awesome!

• 16 months ago

Unleash_the_Queens  You know, I still haven't gotten any of them right. But give me some time. Thanks, my friend. Always good to hear from you.

• 16 months ago

E1Chu2sov Thanks!

• 16 months ago

Sunnyboya THANK YOU!

!

• 16 months ago

Nicholas_Shannon80 I don't know how you'd feel if you were actually in the class. I mean, those kids can be pretty annoying to be around. All kidding aside, thanks for brightening my day.

• 16 months ago

Remellion I appreciate your filling in some of the analysis I left out of the answer. I should have spelled out the solution more fully and clearly didn't do a good job of it. Thanks for elucidating so nicely.

• 16 months ago

Pladsen I like your interesting comment. Actually,  I think quadrivial (and quadrivium) goes back to the 15th century. For sure, Henry David Thoreau uses the word, Ben Jonson uses the word, Marshall McLuhan uses the word, and of course, James Joyce uses the word in both Ulysses and Finnegans Wake. I only used the word because I couldn't think of anything else with my deadline approaching. Thanks for your intelligent remarks and for appreciating the value of adding Ryan and Hale to the class. I must share your good thoughts with them.

• 16 months ago

Kakamou12 Correct!

• 16 months ago

goblin4563 I appeciate your adding to my good cheer this Tuesday morning. I can't wait till Wednesday. Thanks again -- Zephyr

• 16 months ago

Mike, I can't even set my watch by my articles. I don't think my old Timex is working. Nevertheless, thanks for the good cheer. You've made my Tuesday morning.

• 16 months ago

Thanks! The second one was really easy, as was the last one. The others not so much.

• 16 months ago

Thank you

• 16 months ago

NICE!

!

• 16 months ago

Thanks, professor. I enjoy being in your class.

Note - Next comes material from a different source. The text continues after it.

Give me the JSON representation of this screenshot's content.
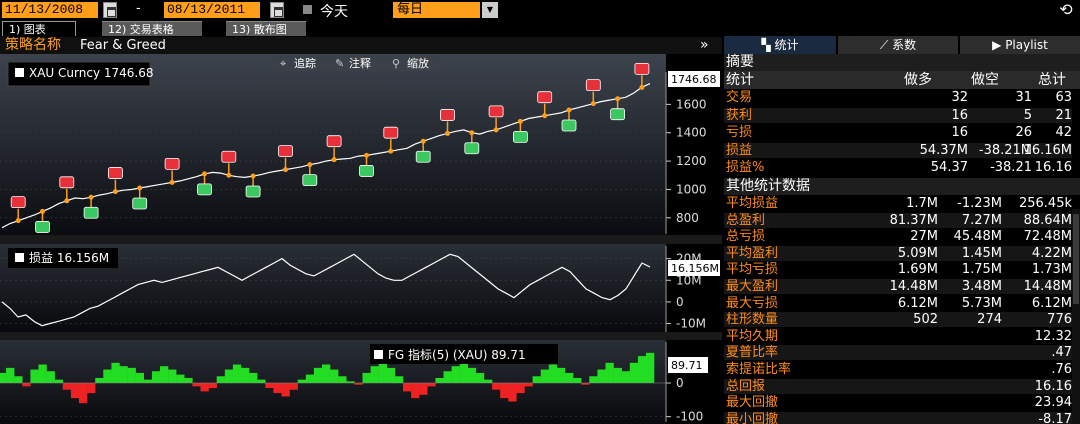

• 16 months ago

Quadrivial indeed - the last puzzle actually has 4 lines to consider.

1. Nb5 c1=Q and 1. Nb5 Ka3 are already addressed.

1. Nb5 c1=N 2. Nc3+ Ka3 3. Rb5! with 4. Rb3# next, since the Ra2 pattern fails here.

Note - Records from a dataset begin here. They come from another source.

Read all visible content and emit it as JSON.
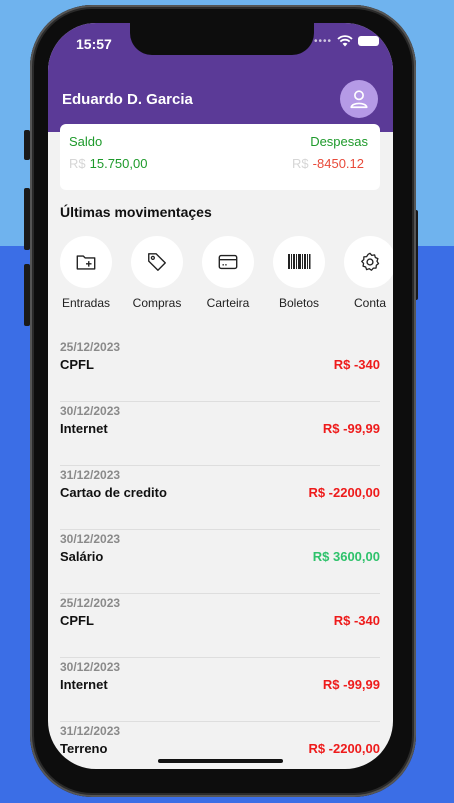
{
  "status_bar": {
    "time": "15:57",
    "signal_icon": "signal-dots-icon",
    "wifi_icon": "wifi-icon",
    "battery_icon": "battery-icon"
  },
  "header": {
    "user_name": "Eduardo D. Garcia",
    "avatar_icon": "user-icon",
    "color": "#5b3a97"
  },
  "balance": {
    "saldo_label": "Saldo",
    "saldo_currency": "R$",
    "saldo_value": "15.750,00",
    "despesas_label": "Despesas",
    "despesas_currency": "R$",
    "despesas_value": "-8450.12"
  },
  "section_title": "Últimas movimentaçes",
  "actions": [
    {
      "label": "Entradas",
      "icon": "folder-add-icon"
    },
    {
      "label": "Compras",
      "icon": "tag-icon"
    },
    {
      "label": "Carteira",
      "icon": "credit-card-icon"
    },
    {
      "label": "Boletos",
      "icon": "barcode-icon"
    },
    {
      "label": "Conta",
      "icon": "gear-icon"
    }
  ],
  "transactions": [
    {
      "date": "25/12/2023",
      "name": "CPFL",
      "amount": "R$ -340",
      "type": "expense"
    },
    {
      "date": "30/12/2023",
      "name": "Internet",
      "amount": "R$ -99,99",
      "type": "expense"
    },
    {
      "date": "31/12/2023",
      "name": "Cartao de credito",
      "amount": "R$ -2200,00",
      "type": "expense"
    },
    {
      "date": "30/12/2023",
      "name": "Salário",
      "amount": "R$ 3600,00",
      "type": "income"
    },
    {
      "date": "25/12/2023",
      "name": "CPFL",
      "amount": "R$ -340",
      "type": "expense"
    },
    {
      "date": "30/12/2023",
      "name": "Internet",
      "amount": "R$ -99,99",
      "type": "expense"
    },
    {
      "date": "31/12/2023",
      "name": "Terreno",
      "amount": "R$ -2200,00",
      "type": "expense"
    }
  ],
  "colors": {
    "income": "#2ec26b",
    "expense": "#ee1b1b",
    "saldo": "#1e9a2b"
  }
}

1. Nb5 Ka5 and white has nothing better than 2. Nd4+ picking up the pawn by discovery.

• 16 months ago

Clearly I need remedial studies, since I did not find these puzzles to be trivial.

I like the play on words in the title.  However, my inner mathematician is wondering if it should be "quadruvial" (as in, double, triple, quadruple, etc.). The other prefix I know of for four-ness, tetra, leads to tetravial, which is too weird even for me.

After further reflection, I jogged my brain enough to remember some words that use quadri as a prefix (for example, quadriceps, quadrilateral).

Speaking of fours, it was nice to see your class grow three weeks ago.  Ryan and Hale are a good complementary pair to Zephyr and Lucian.

• 16 months ago

The answer to question 4 is NO!

White can't stop black's pawn. The pawn promotes. But does white win the game? Yes he does

• 16 months ago

Pando means friday in which language?(P.S. aren't you being a little too cheerful?)

• 16 months ago

It's Pando - which means it's Friday! Double bonus

You can set your weekend calendar by his articles!